(a) although not the general practice any longer, VaTsonga men have a choice whether to enter into further customary marriages; (b) when VaTsonga men decide to do so they must inform their first wife of their intention; (c) it is expected of the first wife to agree and assist in the ensuing process, leading to the further marriage; (d) if she does so, harmony is promoted between all concerned; (e) if she refuses consent, attempts are made to persuade her otherwise; (f) if that is unsuccessful, the respective families are called to play a role in resolving the problem; (g) this resolution process may result in divorce; and finally, (h) if the first wife is not informed of the impending marriage, the second union will not be recognised, but the children of the second union will not be prejudiced by this as they will still be regarded as legitimate children.

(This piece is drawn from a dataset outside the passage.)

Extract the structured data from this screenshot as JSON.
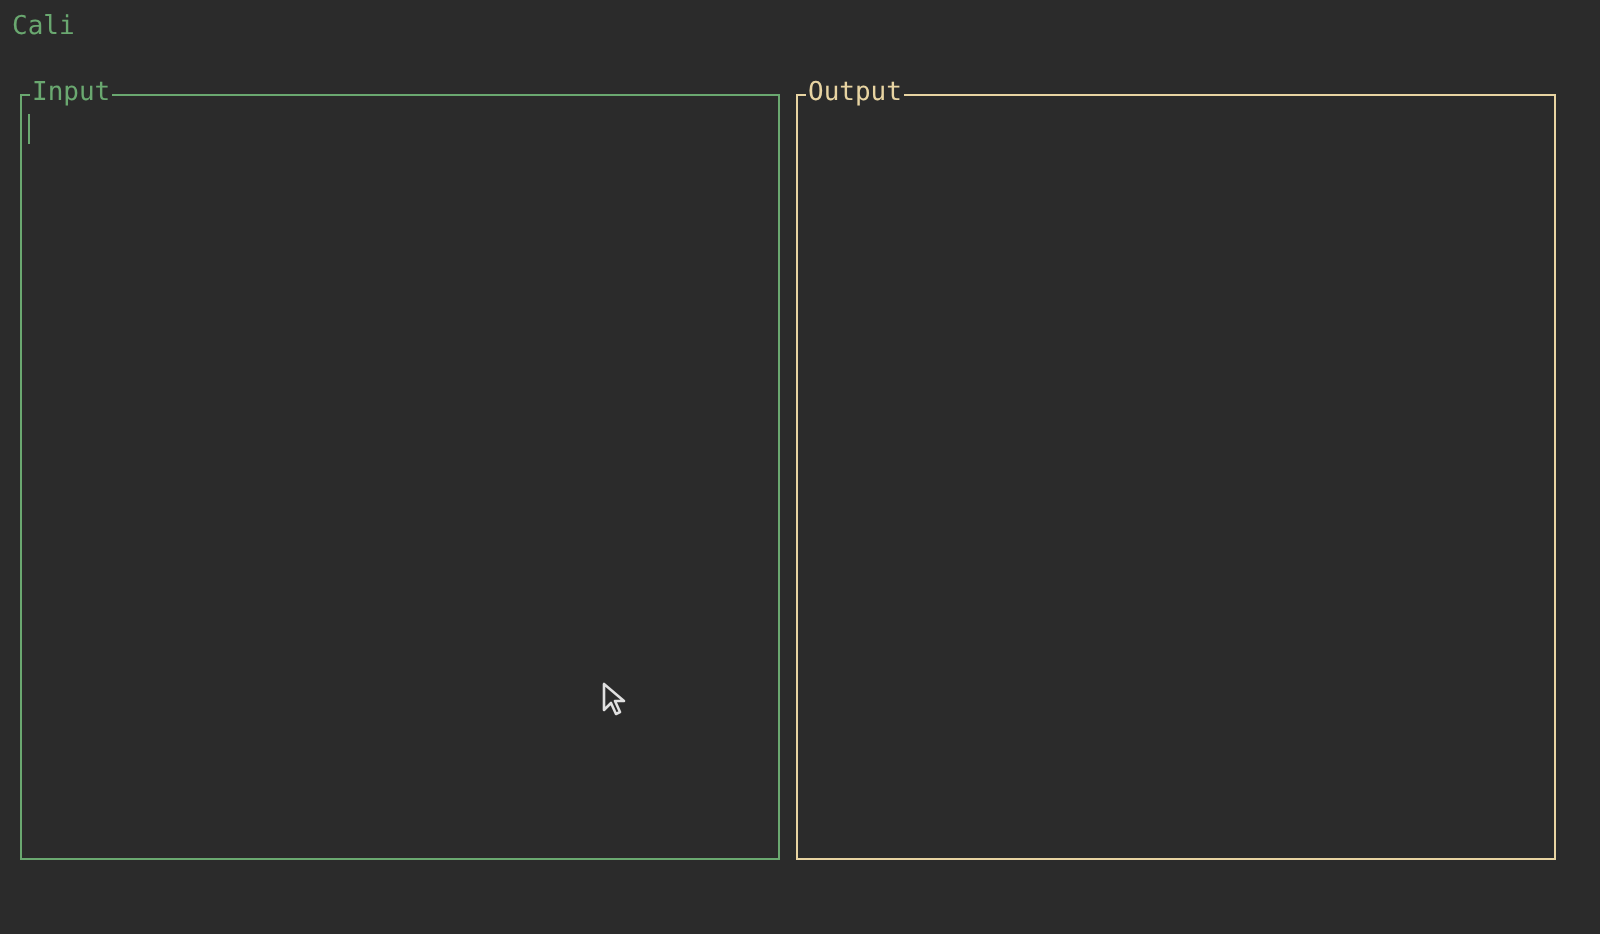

Accordingly, since Mayelane was not informed of her husband’s subsequent marriage, the Constitutional Court concluded that there was not valid customary marriage between Ngwenyama and Moyana (the second purported wife).
Despite not being invited by the parties to do so or that the resolution of the dispute did not require it, the majority, acting in terms of section 39(2) of the Constitution which requires the Court ‘when developing … customary law [to] to promote the spirit, purport and objects of the Bill of Rights’, elected to develop customary law.
The majority found that a mere requirement to inform the first wife of a subsequent marriage falls short of the constitutional protection to equality (section 9) and human dignity (section 10). More particularly, the majority reasoned:
[W]here subsequent customary marriages are entered into without the knowledge or consent of the first wife, she is unable to consider or protect her own position. She cannot take an informed decision on her personal life, her sexual or reproductive health, or on the possibly adverse proprietary consequences of a subsequent customary marriage. Any notion of the first wife’s equality with her husband would be completely undermined if he were able to introduce a new marriage partner to their domestic life without her consent.
[Furthermore], the right to dignity includes the right-bearer’s entitlement to make choices and to take decisions that affect his or her life – the more significant the decision, the greater the entitlement. Autonomy and control over one’s personal circumstances is a fundamental aspect of human dignity. However, a wife has no effective autonomy over her family life if her husband is entitled to take a second wife without her consent. Respect for human dignity requires that her husband be obliged to seek her consent and that she be entitled to engage in the cultural and family processes regarding the undertaking of a second marriage.
The Constitutional Court therefore concluded that the dictates of equality and marriage require that the first wife must consent to subsequent marriages. Owing to the potential hardships faced by subsequent wives who were married without the consent of the first wife, the majority held that this new requirement of consent is not to be applied retrospectively.
Zondo J, in a concurring opinion, held that it was unnecessary for the majority to develop the customary law because the evidence that was presented reflected that Tsonga customary law did already require that the consent of the first wife is needed for the validity of subsequent marriages.
Jafta J also wrote a concurring opinion, with whom Mogoeng CJ and Nkabinda J concurred. He also considered there to be sufficient evidence that Tsonga custom required the first wife’s consent for the validity of the subsequent marriages. Jafta J also cautioned against the approach of the majority in electing to develop the common law as he emphasized that that courts should only develop customary law of their own accord in exceptional circumstances.